They’re missing a crucial piece of the puzzle: their brand.
Companies spend countless hours, days, weeks creating meaningful marketing and collateral to represent their brand – only to spend another chunk of time adjusting and modifying, correcting and corrupting, to fit ADA accessibility guidelines.
Instead of “fixing” the issue after the creative is done, it would be much more efficient and effective to make sure your brand itself is ADA compliant in the first place. And when it comes to accessibility, what’s good for your brand is good for your business.
Here are our 7 favorite ways to build accessibility and inclusion right into your brand guidelines.
- Add contrast ratio guidelines. Set rules for font size and weight on white backgrounds, colored backgrounds and reverse text. Shoot for 4.5:1 ratio for standard text and 3:1 for large text (>14 pt). Here’s a great tool for measuring contrast ratios.
- Extend your color palette. How do you stay within ADA color contrast guidelines? By giving yourself more brand colors to play with.
- Allow tints and shades. If your favorite brand green won’t pass the color contrast test as a background for text, don’t throw it out. Maybe a 50% tint of the same color will work.
- Design with clear hierarchy. Help your brand be more accessible and easier to translate for electronic screen readers by building in simplicity and structure. Establish cleaner layout templates with fewer design elements and more whitespace.
- Reconsider text on images. Layering text on photos or graphics can be a bold choice, but it can also create a lot of visual noise that can hurt ADA accessibility. Might be best to steer clear of the whole thing.
- Watch your reading level. ADA compliance isn’t just about visuals. If your brand guidelines are complete, they should also include a brand voice and messaging guide. Add a standard prescribing a reading level of grade 7-9 or lower; you won’t have to come back and edit your copy a second time.
- Limit the number of typefaces.
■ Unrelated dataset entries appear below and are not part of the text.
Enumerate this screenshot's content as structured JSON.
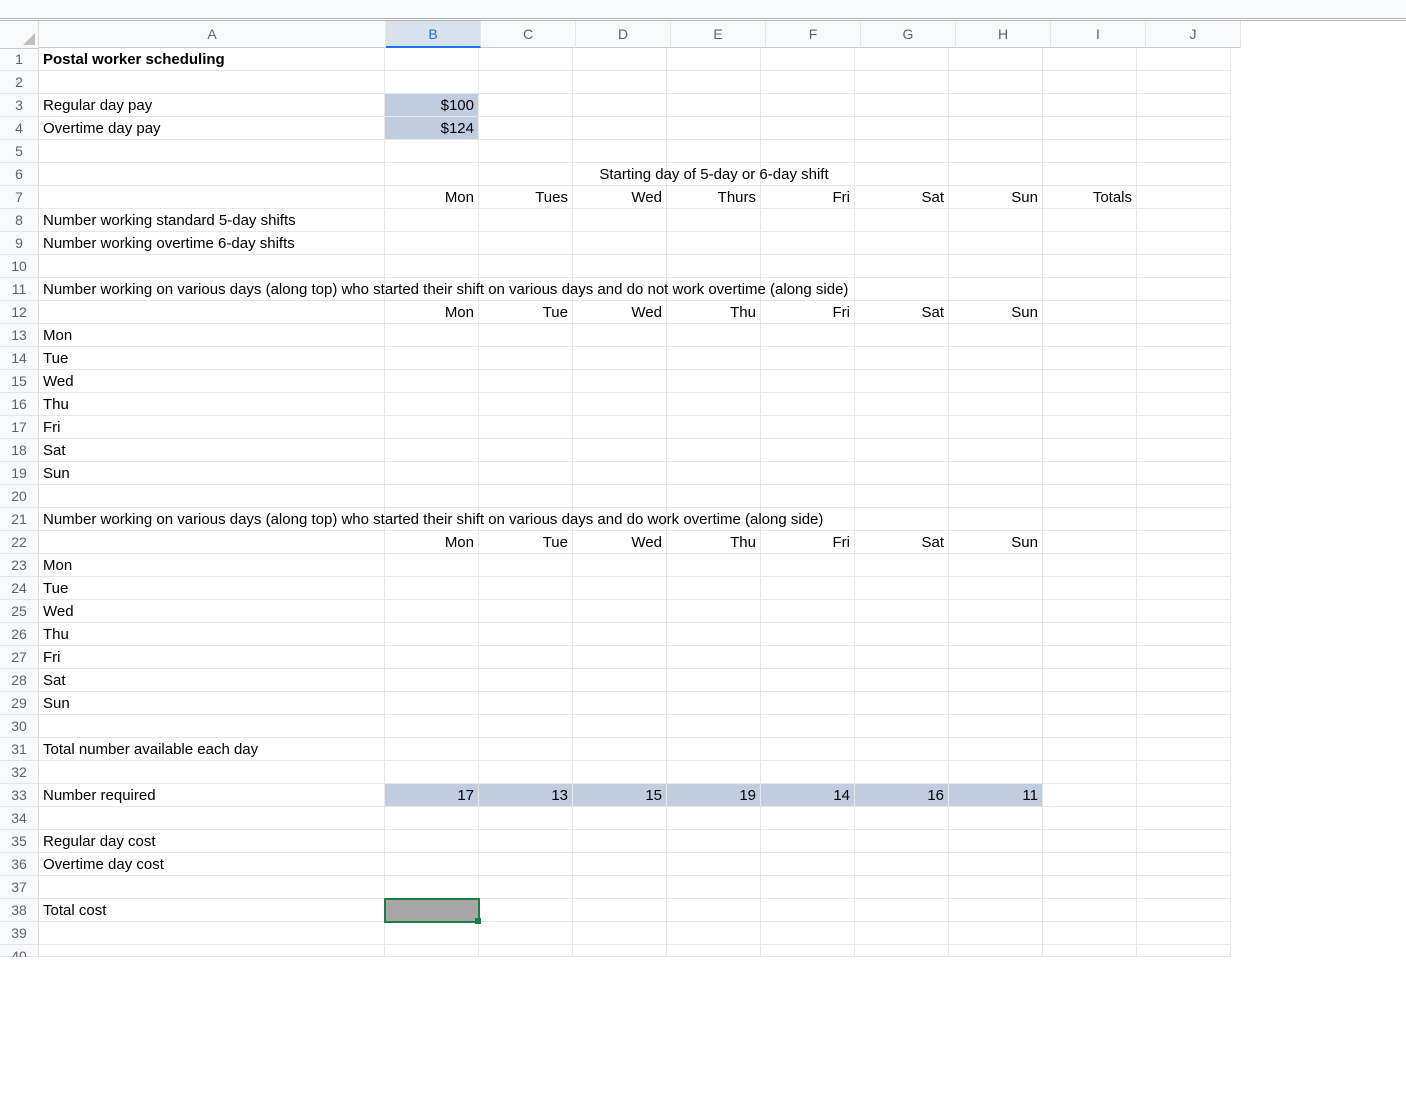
{
  "columns": [
    "A",
    "B",
    "C",
    "D",
    "E",
    "F",
    "G",
    "H",
    "I",
    "J"
  ],
  "activeCol": "B",
  "activeCell": "B38",
  "rowCount": 40,
  "labels": {
    "title": "Postal worker scheduling",
    "reg_pay_label": "Regular day pay",
    "ot_pay_label": "Overtime day pay",
    "reg_pay_value": "$100",
    "ot_pay_value": "$124",
    "shift_header": "Starting day of 5-day or 6-day shift",
    "days_full": [
      "Mon",
      "Tues",
      "Wed",
      "Thurs",
      "Fri",
      "Sat",
      "Sun"
    ],
    "totals": "Totals",
    "std_shifts": "Number working standard 5-day shifts",
    "ot_shifts": "Number working overtime 6-day shifts",
    "block1_header": "Number working on various days (along top) who started their shift on various days and do not work overtime (along side)",
    "block2_header": "Number working on various days (along top) who started their shift on various days and do work overtime (along side)",
    "days_short": [
      "Mon",
      "Tue",
      "Wed",
      "Thu",
      "Fri",
      "Sat",
      "Sun"
    ],
    "total_avail": "Total number available each day",
    "num_required": "Number required",
    "required_vals": [
      "17",
      "13",
      "15",
      "19",
      "14",
      "16",
      "11"
    ],
    "reg_cost": "Regular day cost",
    "ot_cost": "Overtime day cost",
    "total_cost": "Total cost"
  }
}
Too many brand typefaces on one page make it less readable. Choose 1-2 each for both print and online applications, and stick to them.